Domain shape codes are as follows:

Character Shape
RE rectangle
HH horizontal hexagon
HV vertical hexagon
EL ellipse
DI rhombus (diamond)
TR right pointing triangle
TL left pointing triangle
PL left pointing pentagram
PR right pointing pentagram
PU up pointing pentagram
PD down pointing pentagram
OC octagon
GP rectangle
template_end_group_long$shape <- template_end_group_long$group
template_end_group_long$shape <- stringr::str_replace_all(template_end_group_long$shape,"type","HH")
template_end_group_long$shape <- stringr::str_replace_all(template_end_group_long$shape,"separator","HV")
template_end_group_long$shape <- stringr::str_replace_all(template_end_group_long$shape,"profile","EL")
template_end_group_long$shape <- stringr::str_replace_all(template_end_group_long$shape,"field","DI")
template_end_group_long$shape <- stringr::str_replace_all(template_end_group_long$shape,"common themes","TR")
template_end_group_long$shape <- stringr::str_replace_all(template_end_group_long$shape,"specific themes","TL")
template_end_group_long$shape <- stringr::str_replace_all(template_end_group_long$shape,"data","PL")


group2shape <- tribble(
  ~group,               ~shape,
  "type",               "HH",
  "separator",          "HV",
  "profile",            "EL",
  "field",              "DI",

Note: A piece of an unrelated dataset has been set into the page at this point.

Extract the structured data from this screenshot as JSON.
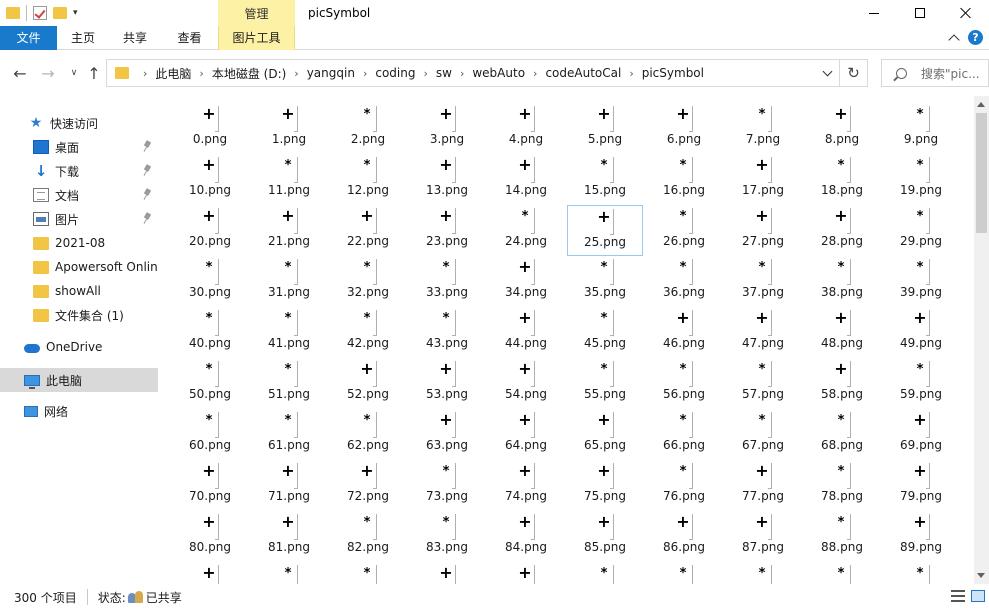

  "common themes",      "TR",
  "specific themes",    "TL",
  "data",               "PL"
template_with_start_and_end  %<>%